Ramirez stated the town will approach enforcement employing a complaint-based system, and stated there aren’t any stings or compliance audits planned.
December that contrasts with statements from City Attorney David Feldman as council prepared to pass the rules last. Feldman stated Houston could have an idea to enforce the ordinance in advance, saying, «It’s clearly a thing that calls for not merely manpower, but skilled manpower.» The town estimated it could have to include four staff to make sure each loan provider was audited as soon as every 36 months.
Houston hired just Ramirez, nonetheless.
Inquired about enforcement on Tuesday, Feldman stated the significant solution to fight predatory lending has reached their state, maybe perhaps perhaps not regional, degree, and stated numerous thought federal guidelines will have trumped the complete conversation right now.
Brett Merfish, of Texas Appleseed, A austin-based advocacy team that helped push for the ordinance, stated complaints have brought violations for the ordinance to light in other towns.
«Cities have started with complaint-based systems after which relocated to other kinds,» she said.
In Austin, regulator Martha Hernandez said few complaints are to arrive, but that some have actually resulted in court situations, including one set for Wednesday for which a person presumably ended up being provided financing that violated the ordinance. Two other Austin situations have already been filed against loan providers for perhaps perhaps not registering with all the populous town, each of which led to fines.
In San Antonio, officials in might stated they’d prosecute seven loan providers, three for allegedly business that is doing registering because of the city and four for allegedly refusing to allow the town to examine their company documents.

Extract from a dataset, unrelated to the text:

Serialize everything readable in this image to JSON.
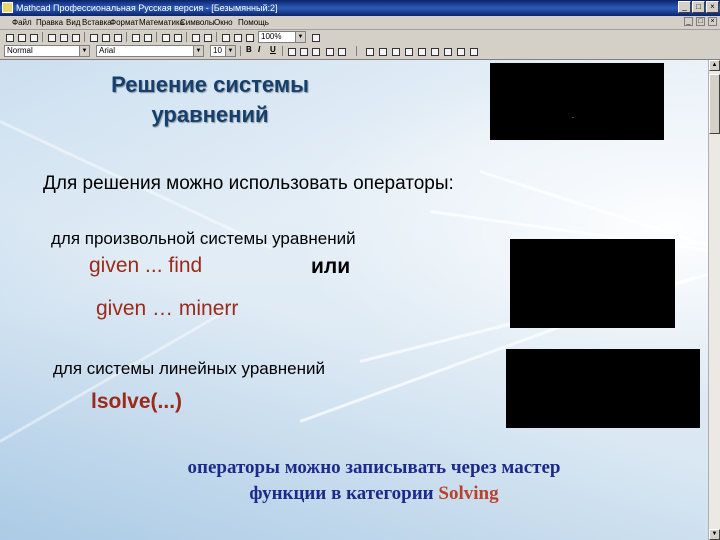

This month, and issued 34 other citations in Dallas, assistant city attorney Maureen Milligan said city officials have conducted 72 code inspections and six financial audits, issued four citations to a payday lender in a case headed to court. In response to breach notices, she stated, money America pawn stores have actually stopped providing loans that are payday 13 areas.